===== AVAILABLE DATA =====
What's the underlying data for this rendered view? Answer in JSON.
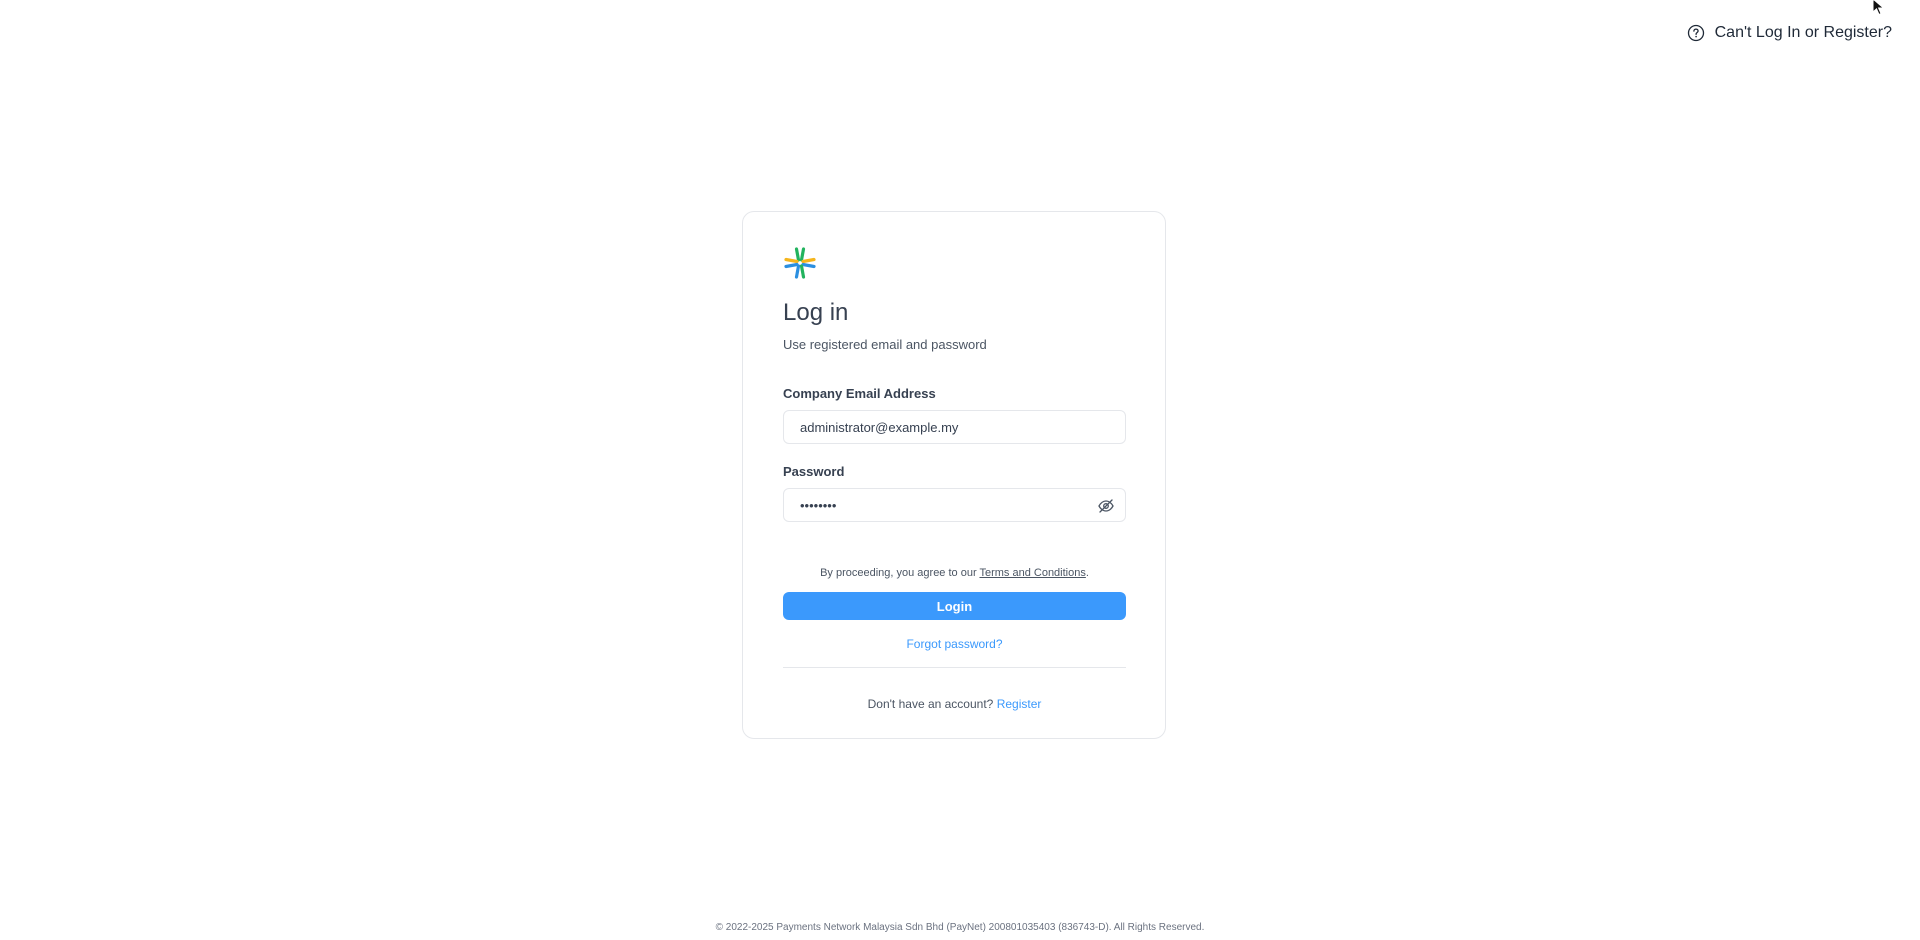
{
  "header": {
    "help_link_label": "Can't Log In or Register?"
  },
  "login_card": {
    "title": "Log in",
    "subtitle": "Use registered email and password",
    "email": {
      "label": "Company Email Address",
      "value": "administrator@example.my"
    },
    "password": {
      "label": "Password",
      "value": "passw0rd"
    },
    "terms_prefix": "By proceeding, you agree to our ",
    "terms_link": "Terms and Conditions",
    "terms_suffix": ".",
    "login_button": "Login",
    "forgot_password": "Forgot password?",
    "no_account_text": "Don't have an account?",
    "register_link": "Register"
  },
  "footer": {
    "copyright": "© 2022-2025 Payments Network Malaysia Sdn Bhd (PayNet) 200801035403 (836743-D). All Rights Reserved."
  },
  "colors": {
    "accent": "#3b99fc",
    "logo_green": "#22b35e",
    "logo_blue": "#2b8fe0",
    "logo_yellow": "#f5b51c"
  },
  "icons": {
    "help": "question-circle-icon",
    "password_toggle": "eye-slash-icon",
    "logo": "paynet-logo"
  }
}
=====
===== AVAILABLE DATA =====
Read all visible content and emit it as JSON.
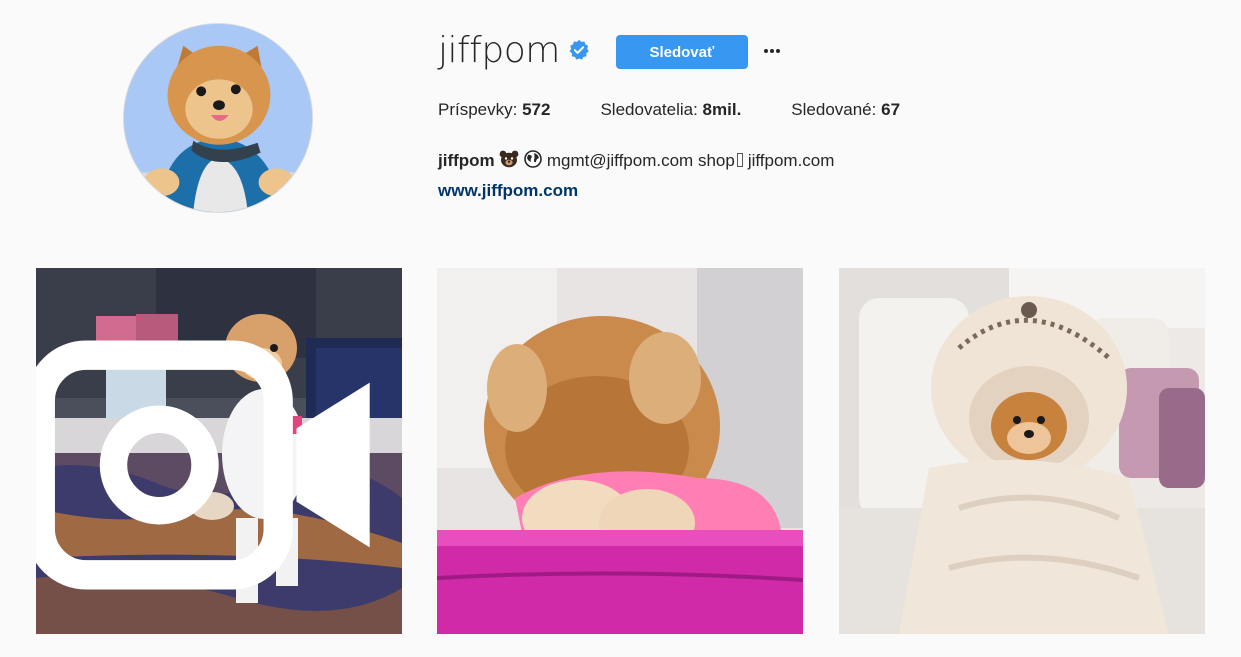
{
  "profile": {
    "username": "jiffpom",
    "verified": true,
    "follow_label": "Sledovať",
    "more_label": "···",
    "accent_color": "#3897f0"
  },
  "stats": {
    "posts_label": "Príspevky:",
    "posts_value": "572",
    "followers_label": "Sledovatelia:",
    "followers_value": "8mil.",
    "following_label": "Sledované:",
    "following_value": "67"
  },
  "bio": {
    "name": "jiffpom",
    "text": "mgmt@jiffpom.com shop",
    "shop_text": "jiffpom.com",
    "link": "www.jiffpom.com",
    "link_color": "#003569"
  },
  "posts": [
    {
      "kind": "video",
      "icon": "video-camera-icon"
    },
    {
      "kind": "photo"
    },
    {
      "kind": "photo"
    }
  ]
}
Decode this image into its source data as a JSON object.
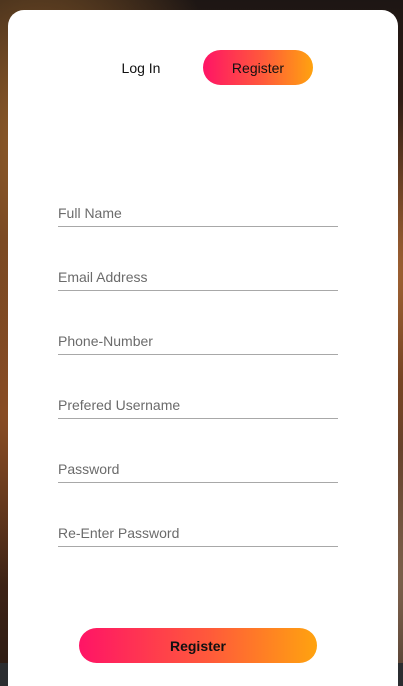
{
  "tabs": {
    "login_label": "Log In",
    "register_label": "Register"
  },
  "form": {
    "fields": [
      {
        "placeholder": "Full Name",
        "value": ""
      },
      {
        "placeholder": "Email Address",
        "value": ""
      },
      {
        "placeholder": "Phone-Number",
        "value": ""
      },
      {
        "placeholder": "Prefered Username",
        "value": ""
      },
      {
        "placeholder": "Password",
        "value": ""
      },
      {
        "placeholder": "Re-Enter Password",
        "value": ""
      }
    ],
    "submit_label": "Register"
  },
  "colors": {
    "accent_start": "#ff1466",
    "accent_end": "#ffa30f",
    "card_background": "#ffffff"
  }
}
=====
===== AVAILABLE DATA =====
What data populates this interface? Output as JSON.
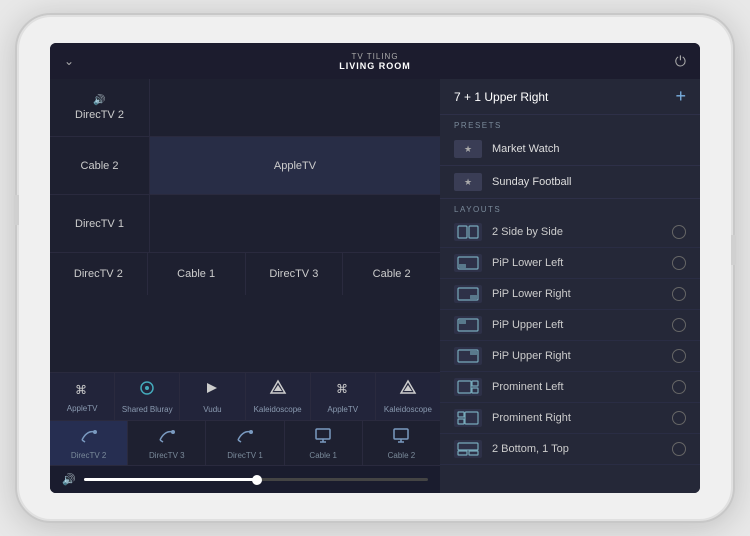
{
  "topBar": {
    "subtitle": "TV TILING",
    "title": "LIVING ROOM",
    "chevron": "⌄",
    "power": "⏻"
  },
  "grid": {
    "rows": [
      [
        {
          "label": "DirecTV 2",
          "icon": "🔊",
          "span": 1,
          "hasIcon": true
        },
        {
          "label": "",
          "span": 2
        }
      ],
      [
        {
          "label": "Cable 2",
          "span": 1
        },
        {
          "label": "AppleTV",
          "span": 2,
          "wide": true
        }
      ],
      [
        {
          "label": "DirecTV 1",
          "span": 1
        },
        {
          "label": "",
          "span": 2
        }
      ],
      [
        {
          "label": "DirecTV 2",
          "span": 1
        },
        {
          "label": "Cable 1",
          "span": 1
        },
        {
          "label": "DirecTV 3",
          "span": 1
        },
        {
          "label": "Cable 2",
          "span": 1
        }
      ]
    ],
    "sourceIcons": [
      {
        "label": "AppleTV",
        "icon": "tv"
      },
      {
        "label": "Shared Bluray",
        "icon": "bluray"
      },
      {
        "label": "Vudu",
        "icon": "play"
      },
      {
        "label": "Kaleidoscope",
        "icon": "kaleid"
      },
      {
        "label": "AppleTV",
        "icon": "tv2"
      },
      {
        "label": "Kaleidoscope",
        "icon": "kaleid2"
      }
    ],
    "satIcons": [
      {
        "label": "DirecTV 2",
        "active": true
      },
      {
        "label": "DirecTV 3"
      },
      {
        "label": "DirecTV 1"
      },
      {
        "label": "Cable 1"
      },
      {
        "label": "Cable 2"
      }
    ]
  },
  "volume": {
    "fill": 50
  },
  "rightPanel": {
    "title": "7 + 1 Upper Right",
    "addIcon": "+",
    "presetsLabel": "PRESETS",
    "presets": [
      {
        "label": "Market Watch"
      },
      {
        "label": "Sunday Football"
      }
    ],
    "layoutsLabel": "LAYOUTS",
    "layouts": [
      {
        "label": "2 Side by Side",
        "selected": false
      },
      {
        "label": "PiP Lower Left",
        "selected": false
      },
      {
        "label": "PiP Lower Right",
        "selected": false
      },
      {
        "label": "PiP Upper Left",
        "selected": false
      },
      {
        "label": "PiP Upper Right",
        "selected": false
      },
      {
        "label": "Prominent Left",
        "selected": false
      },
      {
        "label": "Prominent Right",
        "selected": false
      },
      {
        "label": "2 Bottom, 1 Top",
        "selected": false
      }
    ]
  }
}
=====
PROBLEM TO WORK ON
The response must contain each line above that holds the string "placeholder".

EXERCISE OUTPUT
        "placeholder": "Full Name",
        "placeholder": "Email Address",
        "placeholder": "Phone-Number",
        "placeholder": "Prefered Username",
        "placeholder": "Password",
        "placeholder": "Re-Enter Password",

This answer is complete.